* [Required work]: Please return every line below that contains the string "true".

Dataset extract Start Marker

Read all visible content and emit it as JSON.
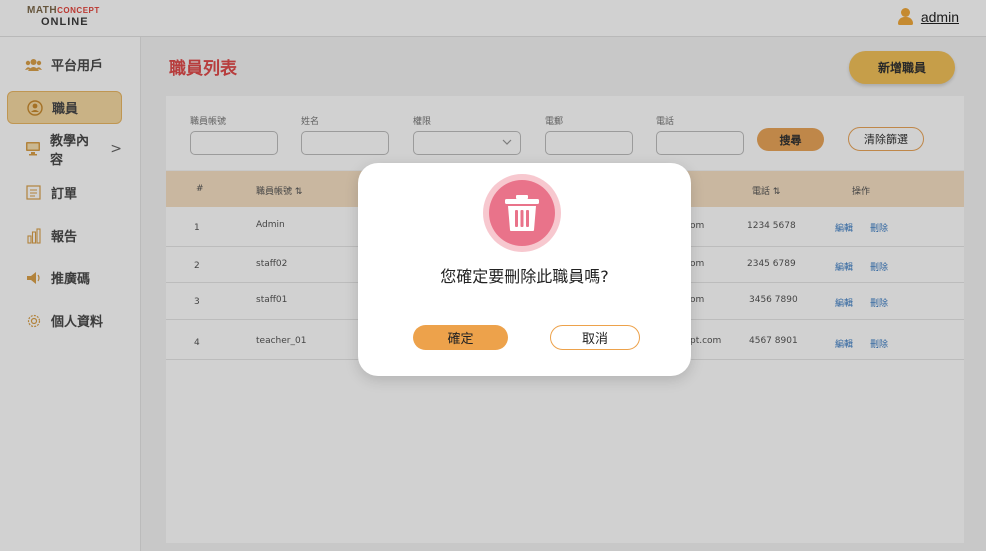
{
  "topbar": {
    "logo_line1_a": "MATH",
    "logo_line1_b": "CONCEPT",
    "logo_line2": "ONLINE",
    "user_name": "admin",
    "user_icon": "user-icon"
  },
  "sidebar": {
    "items": [
      {
        "label": "平台用戶",
        "icon": "users-icon"
      },
      {
        "label": "職員",
        "icon": "user-circle-icon"
      },
      {
        "label": "教學內容",
        "icon": "monitor-icon",
        "chevron": ">"
      },
      {
        "label": "訂單",
        "icon": "list-icon"
      },
      {
        "label": "報告",
        "icon": "bar-chart-icon"
      },
      {
        "label": "推廣碼",
        "icon": "megaphone-icon"
      },
      {
        "label": "個人資料",
        "icon": "gear-icon"
      }
    ]
  },
  "main": {
    "title": "職員列表",
    "add_button": "新增職員"
  },
  "filters": {
    "fields": [
      "職員帳號",
      "姓名",
      "權限",
      "電郵",
      "電話"
    ],
    "search_button": "搜尋",
    "clear_button": "清除篩選"
  },
  "table": {
    "headers": [
      "#",
      "職員帳號 ⇅",
      "電話 ⇅",
      "操作"
    ],
    "rows": [
      {
        "num": "1",
        "account": "Admin",
        "email_tail": "om",
        "phone": "1234 5678",
        "edit": "編輯",
        "delete": "刪除"
      },
      {
        "num": "2",
        "account": "staff02",
        "email_tail": "om",
        "phone": "2345 6789",
        "edit": "編輯",
        "delete": "刪除"
      },
      {
        "num": "3",
        "account": "staff01",
        "email_tail": "om",
        "phone": "3456 7890",
        "edit": "編輯",
        "delete": "刪除"
      },
      {
        "num": "4",
        "account": "teacher_01",
        "email_tail": "pt.com",
        "phone": "4567 8901",
        "edit": "編輯",
        "delete": "刪除"
      }
    ]
  },
  "modal": {
    "icon": "trash-icon",
    "message": "您確定要刪除此職員嗎?",
    "confirm": "確定",
    "cancel": "取消"
  },
  "colors": {
    "accent": "#f2c15a",
    "title_red": "#e04b4b",
    "danger_pink": "#e9738a",
    "link_blue": "#3c7dc4"
  }
}
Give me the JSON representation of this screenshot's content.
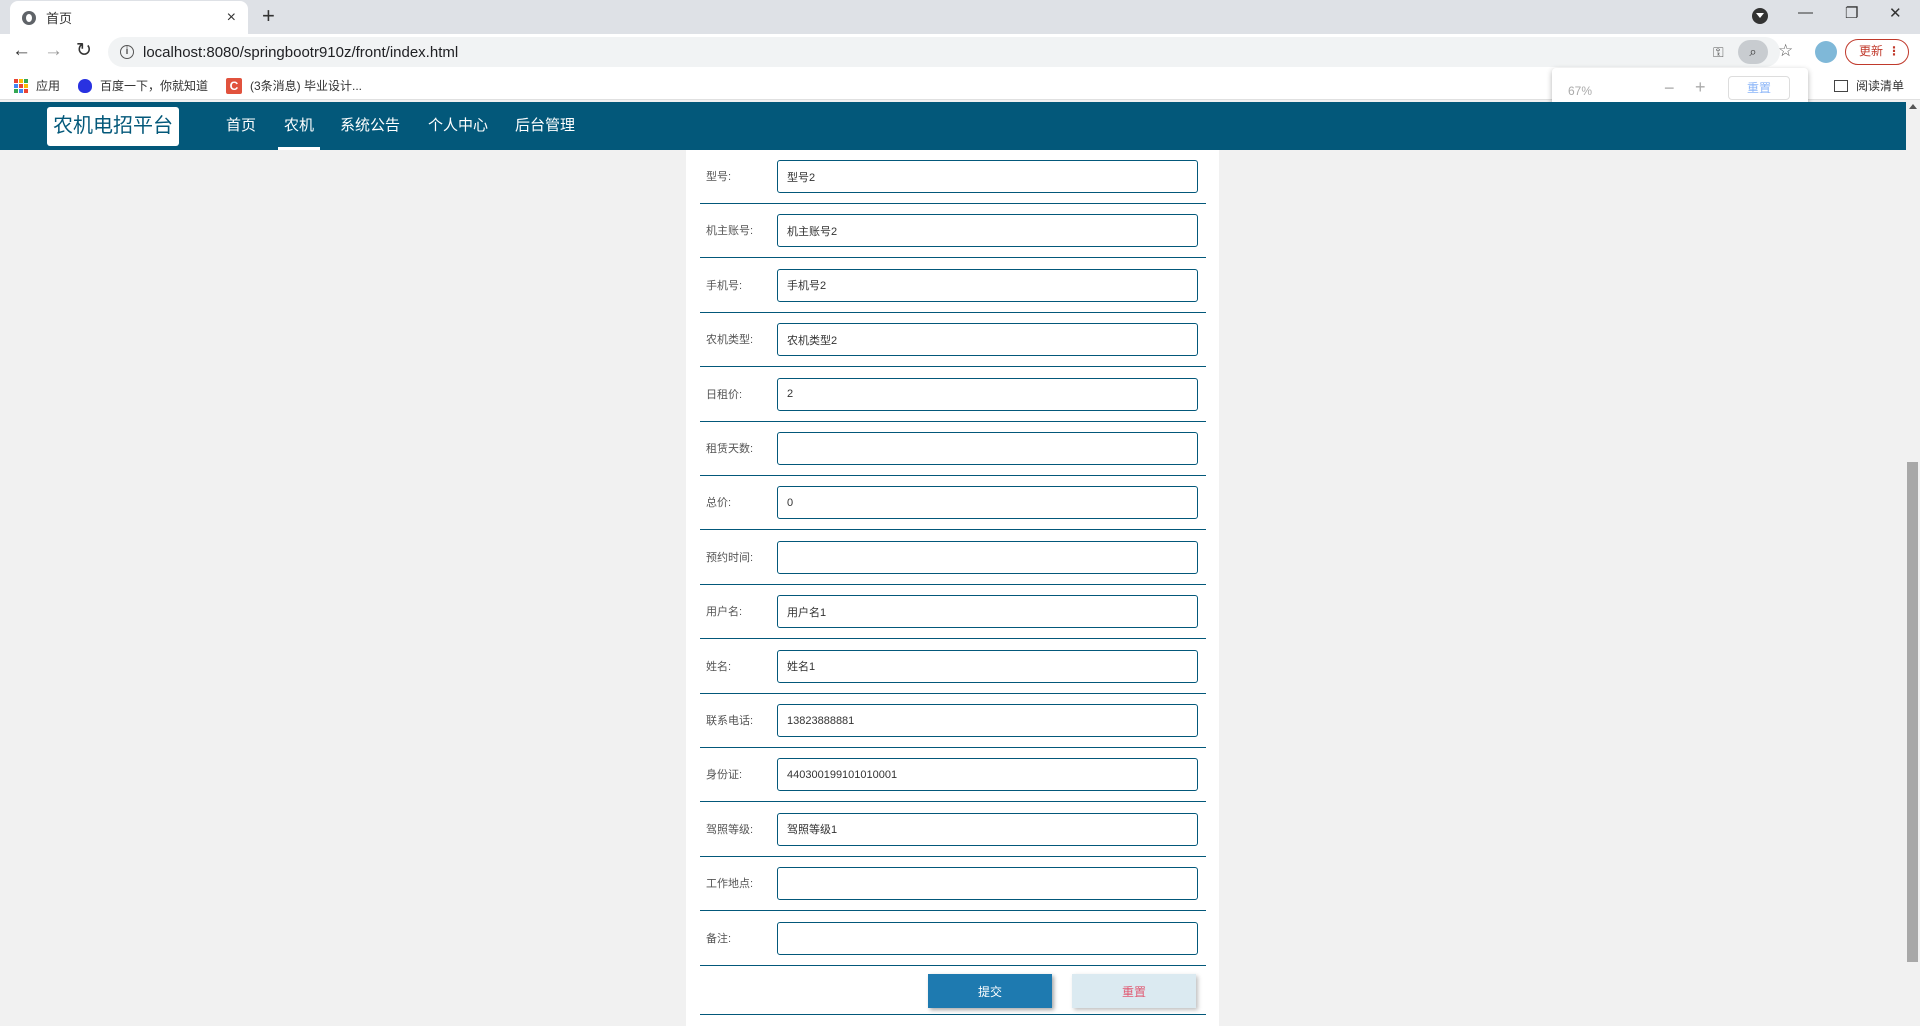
{
  "browser": {
    "tab_title": "首页",
    "tab_close": "×",
    "new_tab": "+",
    "url": "localhost:8080/springbootr910z/front/index.html",
    "update_label": "更新",
    "update_dots": "⋮",
    "window_controls": {
      "minimize": "—",
      "restore": "❐",
      "close": "✕"
    },
    "nav": {
      "back": "←",
      "forward": "→",
      "reload": "↻"
    },
    "bookmarks": [
      {
        "label": "应用"
      },
      {
        "label": "百度一下，你就知道"
      },
      {
        "label": "(3条消息) 毕业设计..."
      }
    ],
    "reading_list": "阅读清单",
    "zoom_popup": {
      "percent": "67%",
      "minus": "−",
      "plus": "+",
      "reset": "重置"
    }
  },
  "site": {
    "logo": "农机电招平台",
    "nav": [
      "首页",
      "农机",
      "系统公告",
      "个人中心",
      "后台管理"
    ],
    "active_nav": "农机"
  },
  "form": {
    "fields": [
      {
        "label": "型号:",
        "value": "型号2"
      },
      {
        "label": "机主账号:",
        "value": "机主账号2"
      },
      {
        "label": "手机号:",
        "value": "手机号2"
      },
      {
        "label": "农机类型:",
        "value": "农机类型2"
      },
      {
        "label": "日租价:",
        "value": "2"
      },
      {
        "label": "租赁天数:",
        "value": ""
      },
      {
        "label": "总价:",
        "value": "0"
      },
      {
        "label": "预约时间:",
        "value": ""
      },
      {
        "label": "用户名:",
        "value": "用户名1"
      },
      {
        "label": "姓名:",
        "value": "姓名1"
      },
      {
        "label": "联系电话:",
        "value": "13823888881"
      },
      {
        "label": "身份证:",
        "value": "440300199101010001"
      },
      {
        "label": "驾照等级:",
        "value": "驾照等级1"
      },
      {
        "label": "工作地点:",
        "value": ""
      },
      {
        "label": "备注:",
        "value": ""
      }
    ],
    "submit_label": "提交",
    "reset_label": "重置"
  },
  "colors": {
    "header": "#03587a",
    "submit": "#1e7ab0",
    "reset_text": "#e05a72"
  }
}
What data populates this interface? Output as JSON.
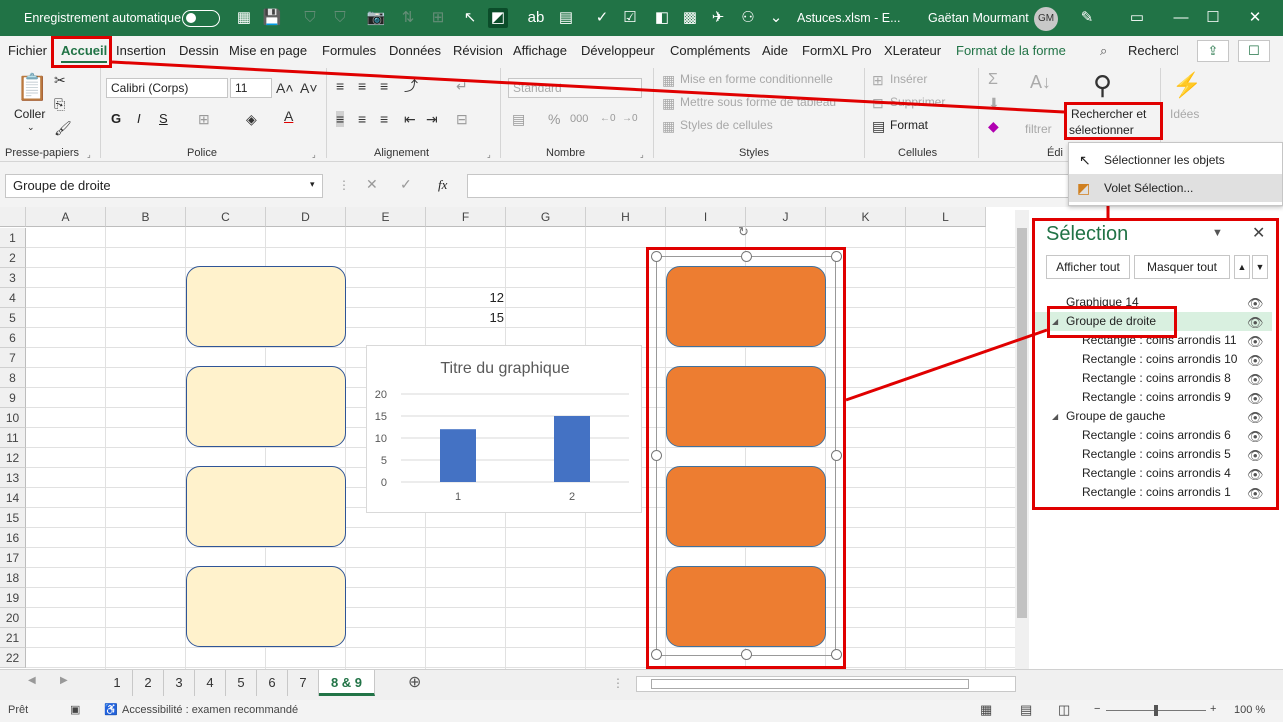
{
  "titlebar": {
    "autosave_label": "Enregistrement automatique",
    "file_title": "Astuces.xlsm  -  E...",
    "user_name": "Gaëtan Mourmant",
    "user_initials": "GM"
  },
  "tabs": [
    "Fichier",
    "Accueil",
    "Insertion",
    "Dessin",
    "Mise en page",
    "Formules",
    "Données",
    "Révision",
    "Affichage",
    "Développeur",
    "Compléments",
    "Aide",
    "FormXL Pro",
    "XLerateur",
    "Format de la forme"
  ],
  "active_tab": "Accueil",
  "search_label": "Rechercher",
  "ribbon": {
    "paste_label": "Coller",
    "font_name": "Calibri (Corps)",
    "font_size": "11",
    "bold": "G",
    "italic": "I",
    "underline": "S",
    "number_format": "Standard",
    "cond_format": "Mise en forme conditionnelle",
    "table_format": "Mettre sous forme de tableau",
    "cell_styles": "Styles de cellules",
    "insert": "Insérer",
    "delete": "Supprimer",
    "format": "Format",
    "find_select_line1": "Rechercher et",
    "find_select_line2": "sélectionner",
    "filter": "filtrer",
    "ideas": "Idées",
    "groups": {
      "clipboard": "Presse-papiers",
      "font": "Police",
      "alignment": "Alignement",
      "number": "Nombre",
      "styles": "Styles",
      "cells": "Cellules",
      "editing": "Édi"
    }
  },
  "dropdown_menu": {
    "select_objects": "Sélectionner les objets",
    "selection_pane": "Volet Sélection..."
  },
  "namebox": "Groupe de droite",
  "fx_label": "fx",
  "columns": [
    "A",
    "B",
    "C",
    "D",
    "E",
    "F",
    "G",
    "H",
    "I",
    "J",
    "K",
    "L"
  ],
  "rows": [
    "1",
    "2",
    "3",
    "4",
    "5",
    "6",
    "7",
    "8",
    "9",
    "10",
    "11",
    "12",
    "13",
    "14",
    "15",
    "16",
    "17",
    "18",
    "19",
    "20",
    "21",
    "22"
  ],
  "cells": {
    "F4": "12",
    "F5": "15"
  },
  "chart_data": {
    "type": "bar",
    "title": "Titre du graphique",
    "categories": [
      "1",
      "2"
    ],
    "values": [
      12,
      15
    ],
    "ylim": [
      0,
      20
    ],
    "yticks": [
      "0",
      "5",
      "10",
      "15",
      "20"
    ],
    "color": "#4472c4",
    "grid": true
  },
  "selection_pane": {
    "title": "Sélection",
    "show_all": "Afficher tout",
    "hide_all": "Masquer tout",
    "items": [
      {
        "label": "Graphique 14",
        "level": 0
      },
      {
        "label": "Groupe de droite",
        "level": 0,
        "expanded": true,
        "selected": true
      },
      {
        "label": "Rectangle : coins arrondis 11",
        "level": 1
      },
      {
        "label": "Rectangle : coins arrondis 10",
        "level": 1
      },
      {
        "label": "Rectangle : coins arrondis 8",
        "level": 1
      },
      {
        "label": "Rectangle : coins arrondis 9",
        "level": 1
      },
      {
        "label": "Groupe de gauche",
        "level": 0,
        "expanded": true
      },
      {
        "label": "Rectangle : coins arrondis 6",
        "level": 1
      },
      {
        "label": "Rectangle : coins arrondis 5",
        "level": 1
      },
      {
        "label": "Rectangle : coins arrondis 4",
        "level": 1
      },
      {
        "label": "Rectangle : coins arrondis 1",
        "level": 1
      }
    ]
  },
  "sheet_tabs": [
    "1",
    "2",
    "3",
    "4",
    "5",
    "6",
    "7",
    "8 & 9"
  ],
  "active_sheet": "8 & 9",
  "status": {
    "ready": "Prêt",
    "accessibility": "Accessibilité : examen recommandé",
    "zoom": "100 %"
  },
  "colors": {
    "excel_green": "#217346",
    "highlight_red": "#e00000",
    "shape_orange": "#ed7d31",
    "shape_cream": "#fff2cc"
  }
}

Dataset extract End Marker

* [Result for this task]:
    "grid": true
        "expanded": true,
        "selected": true
        "expanded": true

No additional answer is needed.